==== Source material

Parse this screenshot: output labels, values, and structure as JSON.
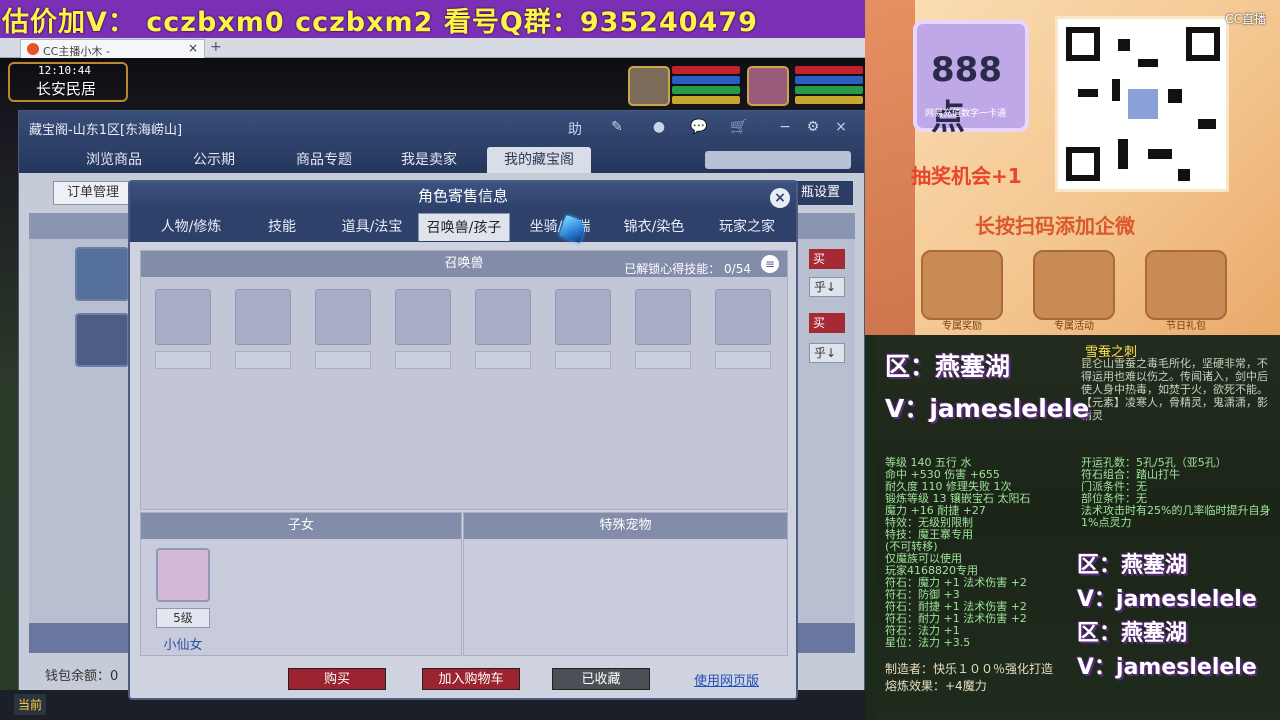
{
  "banner": {
    "text": "估价加V：  cczbxm0   cczbxm2   看号Q群：935240479"
  },
  "browser": {
    "tab_title": "CC主播小木 -",
    "close": "×",
    "new_tab": "+"
  },
  "game": {
    "clock": "12:10:44",
    "location": "长安民居"
  },
  "window": {
    "title": "藏宝阁-山东1区[东海崂山]",
    "toolbar_icons": [
      "助",
      "✎",
      "●",
      "💬",
      "🛒",
      "−",
      "⚙",
      "×"
    ],
    "nav_tabs": [
      "浏览商品",
      "公示期",
      "商品专题",
      "我是卖家",
      "我的藏宝阁"
    ],
    "order_manage": "订单管理",
    "right_setting": "瓶设置",
    "buy_small": "买",
    "sort_small": "乎↓",
    "wallet": "钱包余额：0"
  },
  "taskbar": {
    "label": "当前"
  },
  "dialog": {
    "title": "角色寄售信息",
    "close": "×",
    "tabs": [
      "人物/修炼",
      "技能",
      "道具/法宝",
      "召唤兽/孩子",
      "坐骑/祥瑞",
      "锦衣/染色",
      "玩家之家"
    ],
    "pet_header": "召唤兽",
    "pet_progress_label": "已解锁心得技能：",
    "pet_progress": "0/54",
    "menu_icon": "≡",
    "children_header": "子女",
    "special_header": "特殊宠物",
    "child": {
      "level": "5级",
      "name": "小仙女"
    },
    "buttons": {
      "buy": "购买",
      "add_cart": "加入购物车",
      "favorited": "已收藏",
      "web_link": "使用网页版"
    }
  },
  "promo": {
    "card_value": "888点",
    "card_sub": "网易充值数字一卡通",
    "draw": "抽奖机会+1",
    "scan": "长按扫码添加企微",
    "watermark": "CC直播",
    "gifts": [
      "专属奖励",
      "专属活动",
      "节日礼包"
    ]
  },
  "stream": {
    "item_name": "雪蚕之刺",
    "item_desc": "昆仑山雪蚕之毒毛所化，坚硬非常，不得运用也难以伤之。传闻诸入，剑中后使人身中热毒，如焚于火，欲死不能。【元素】凌寒人，骨精灵，鬼潇潇，影精灵",
    "stats_left": [
      "等级 140  五行 水",
      "命中 +530 伤害 +655",
      "耐久度 110  修理失败 1次",
      "锻炼等级 13  镶嵌宝石 太阳石",
      "魔力 +16 耐捷 +27",
      "特效：无级别限制",
      "特技：魔王寨专用",
      "(不可转移)",
      "仅魔族可以使用",
      "玩家4168820专用",
      "符石：魔力 +1 法术伤害 +2",
      "符石：防御 +3",
      "符石：耐捷 +1 法术伤害 +2",
      "符石：耐力 +1 法术伤害 +2",
      "符石：法力 +1",
      "星位：法力 +3.5"
    ],
    "stats_right": [
      "开运孔数：5孔/5孔（亚5孔）",
      "符石组合：踏山打牛",
      "门派条件：无",
      "部位条件：无",
      "法术攻击时有25%的几率临时提升自身1%点灵力"
    ],
    "maker": "制造者：快乐１００％强化打造",
    "effects": "熔炼效果：+4魔力",
    "overlay_zone": "区：燕塞湖",
    "overlay_v": "V：jameslelele"
  },
  "colors": {
    "banner": "#7a2fb5",
    "banner_text": "#fff34a",
    "nav": "#2e416b",
    "buy_red": "#9b2430",
    "link_blue": "#1e4fb8"
  },
  "icons": {
    "menu": "list-icon",
    "close": "close-icon",
    "cart": "cart-icon",
    "cursor": "mouse-cursor-icon"
  }
}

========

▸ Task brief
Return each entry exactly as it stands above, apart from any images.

▸ Finished task
Parse this screenshot: output labels, values, and structure as JSON.
{
  "banner": {
    "text": "估价加V：  cczbxm0   cczbxm2   看号Q群：935240479"
  },
  "browser": {
    "tab_title": "CC主播小木 -",
    "close": "×",
    "new_tab": "+"
  },
  "game": {
    "clock": "12:10:44",
    "location": "长安民居"
  },
  "window": {
    "title": "藏宝阁-山东1区[东海崂山]",
    "toolbar_icons": [
      "助",
      "✎",
      "●",
      "💬",
      "🛒",
      "−",
      "⚙",
      "×"
    ],
    "nav_tabs": [
      "浏览商品",
      "公示期",
      "商品专题",
      "我是卖家",
      "我的藏宝阁"
    ],
    "order_manage": "订单管理",
    "right_setting": "瓶设置",
    "buy_small": "买",
    "sort_small": "乎↓",
    "wallet": "钱包余额：0"
  },
  "taskbar": {
    "label": "当前"
  },
  "dialog": {
    "title": "角色寄售信息",
    "close": "×",
    "tabs": [
      "人物/修炼",
      "技能",
      "道具/法宝",
      "召唤兽/孩子",
      "坐骑/祥瑞",
      "锦衣/染色",
      "玩家之家"
    ],
    "pet_header": "召唤兽",
    "pet_progress_label": "已解锁心得技能：",
    "pet_progress": "0/54",
    "menu_icon": "≡",
    "children_header": "子女",
    "special_header": "特殊宠物",
    "child": {
      "level": "5级",
      "name": "小仙女"
    },
    "buttons": {
      "buy": "购买",
      "add_cart": "加入购物车",
      "favorited": "已收藏",
      "web_link": "使用网页版"
    }
  },
  "promo": {
    "card_value": "888点",
    "card_sub": "网易充值数字一卡通",
    "draw": "抽奖机会+1",
    "scan": "长按扫码添加企微",
    "watermark": "CC直播",
    "gifts": [
      "专属奖励",
      "专属活动",
      "节日礼包"
    ]
  },
  "stream": {
    "item_name": "雪蚕之刺",
    "item_desc": "昆仑山雪蚕之毒毛所化，坚硬非常，不得运用也难以伤之。传闻诸入，剑中后使人身中热毒，如焚于火，欲死不能。【元素】凌寒人，骨精灵，鬼潇潇，影精灵",
    "stats_left": [
      "等级 140  五行 水",
      "命中 +530 伤害 +655",
      "耐久度 110  修理失败 1次",
      "锻炼等级 13  镶嵌宝石 太阳石",
      "魔力 +16 耐捷 +27",
      "特效：无级别限制",
      "特技：魔王寨专用",
      "(不可转移)",
      "仅魔族可以使用",
      "玩家4168820专用",
      "符石：魔力 +1 法术伤害 +2",
      "符石：防御 +3",
      "符石：耐捷 +1 法术伤害 +2",
      "符石：耐力 +1 法术伤害 +2",
      "符石：法力 +1",
      "星位：法力 +3.5"
    ],
    "stats_right": [
      "开运孔数：5孔/5孔（亚5孔）",
      "符石组合：踏山打牛",
      "门派条件：无",
      "部位条件：无",
      "法术攻击时有25%的几率临时提升自身1%点灵力"
    ],
    "maker": "制造者：快乐１００％强化打造",
    "effects": "熔炼效果：+4魔力",
    "overlay_zone": "区：燕塞湖",
    "overlay_v": "V：jameslelele"
  },
  "colors": {
    "banner": "#7a2fb5",
    "banner_text": "#fff34a",
    "nav": "#2e416b",
    "buy_red": "#9b2430",
    "link_blue": "#1e4fb8"
  },
  "icons": {
    "menu": "list-icon",
    "close": "close-icon",
    "cart": "cart-icon",
    "cursor": "mouse-cursor-icon"
  }
}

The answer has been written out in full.